Dec. 8, 1953

“Dear Bishop Carroll:

“As secretary-treasurer of the ‘Father Kapaun Prisoner of War Memorial Fund’, I purposely delayed in communicating with you until the promises we made in captivity materialized in freedom. Those promises were: To erect a small memorial to Father Kapaun perpetuating the memory of this outstanding individual, both as a chaplain and as a man among men.

“This memorial is to be placed in the parish of his nativity and youth. The second promised was to donate a purse to charity in the fulfillment of our long cherished dream.

“Since my release from the Communist forces in Korea on Sept. 6, 1953, here is the progress achieved. The arrangements for the construction of the memorial have been made. The Most Rev. James McNulty of Paterson, N.J., and Monsignor Carlo Cianci of the St. Michael’s parish, Paterson, N.J., are actively interested in completing the memorial. On an inclosure to this letter, a sketch of the memorial is set out in rough detail.
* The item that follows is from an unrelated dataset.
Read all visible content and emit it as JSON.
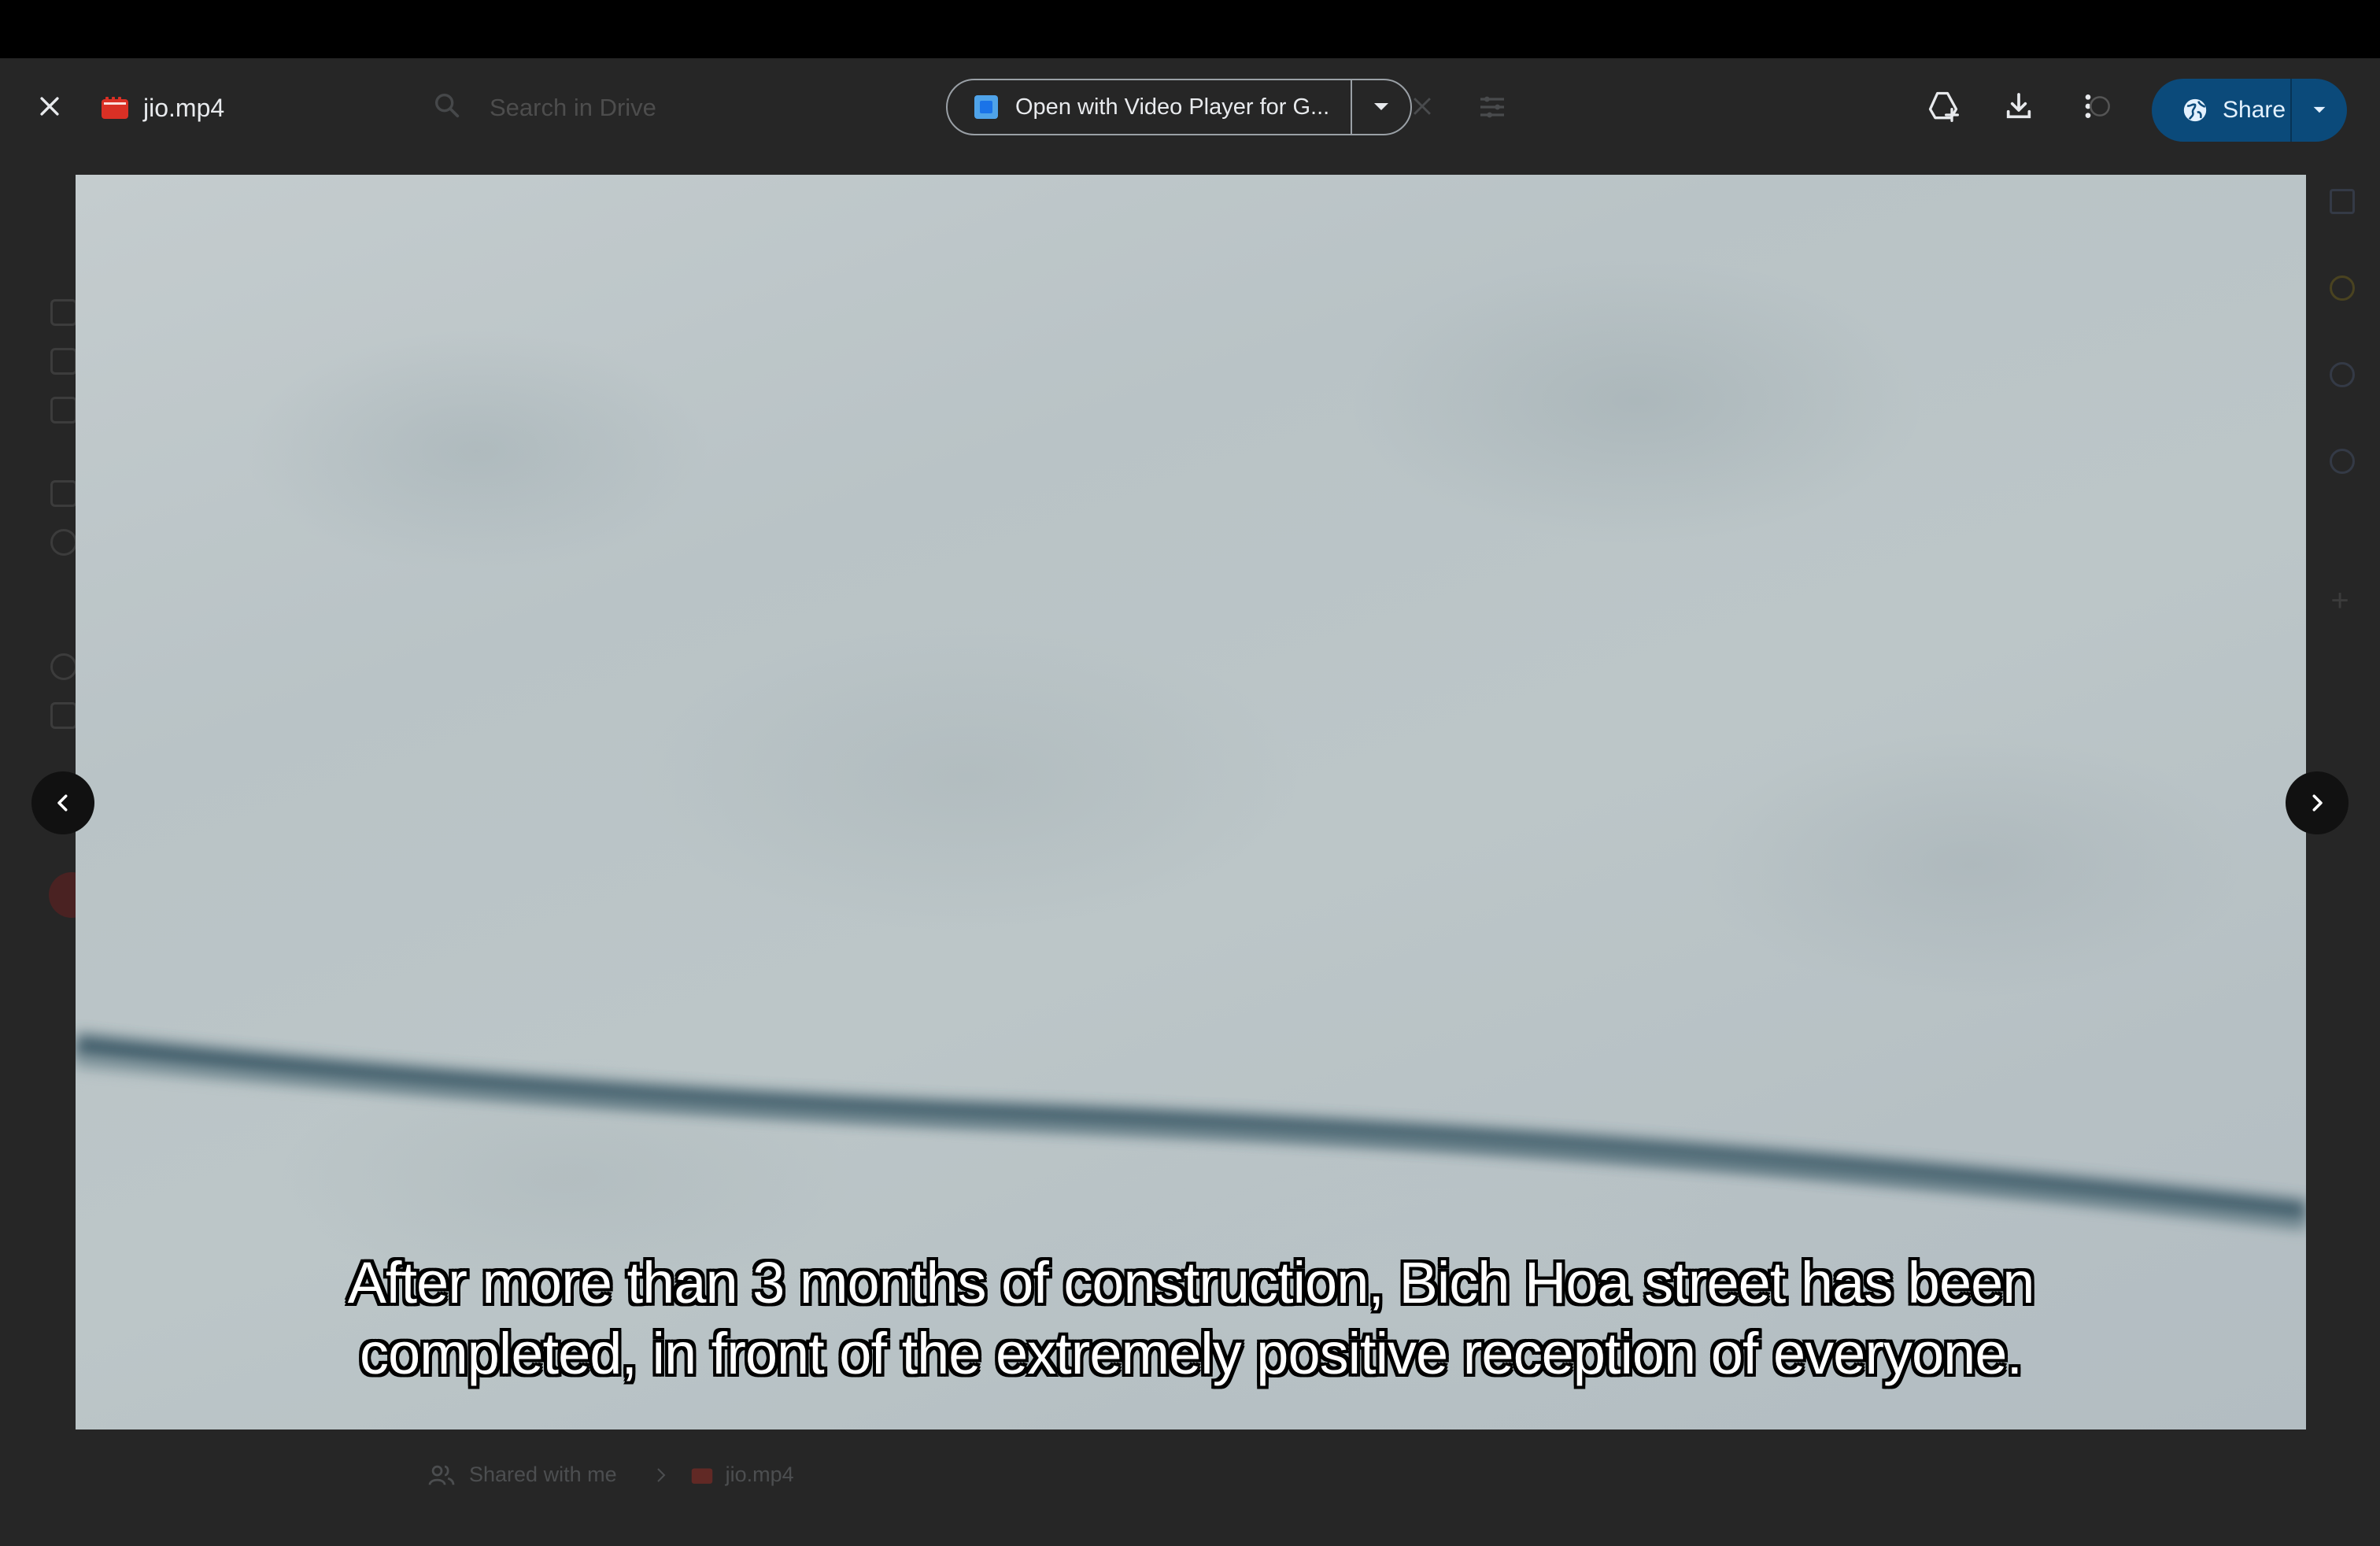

“From all over America, England and Puerto Rico and the Philippines contributions have been pouring in for the fund so that now my records reflect that there is more than four-fold the amount Father Kapaun had pledged to donate to charity. The citizens of Paterson contributed over $1,100. This money will be given to Your Excellency to be used for any charity you deem necessary.

“Plans for the presentation of the memorial will not be made without first seeking counsel from Your Excellency, since there may exist questions and problems which I have been unable to foresee. At present these problems can be overcome by correspondence, as I am now in the process of reporting to my next assignment.

“Then final plans for the presentation of the memorial may be completed by more expeditious means. Looking forward to that day when our obscure dreams have become a reality.”

Ralph A. Nardella
Captain Infantry


In order to provide a living memorial for Chaplain Kapaun, Bishop Carroll announced that he would erect a new high school for boys which will bear the name “Chaplain Emil J. Kapaun Memorial High School.” It is hoped that this school will be ready by September 1955.


Since Father Kapaun was ordained in St. John’s Chapel attached to Sacred Heart College, the Sisters of the Precious Blood have established a permanent memorial room where all his personal effects, library, military uniforms, vestments, religious articles will be displayed. Thousands of visitors have already viewed these precious relics of the chaplain.

Last modified Aug. 1, 2013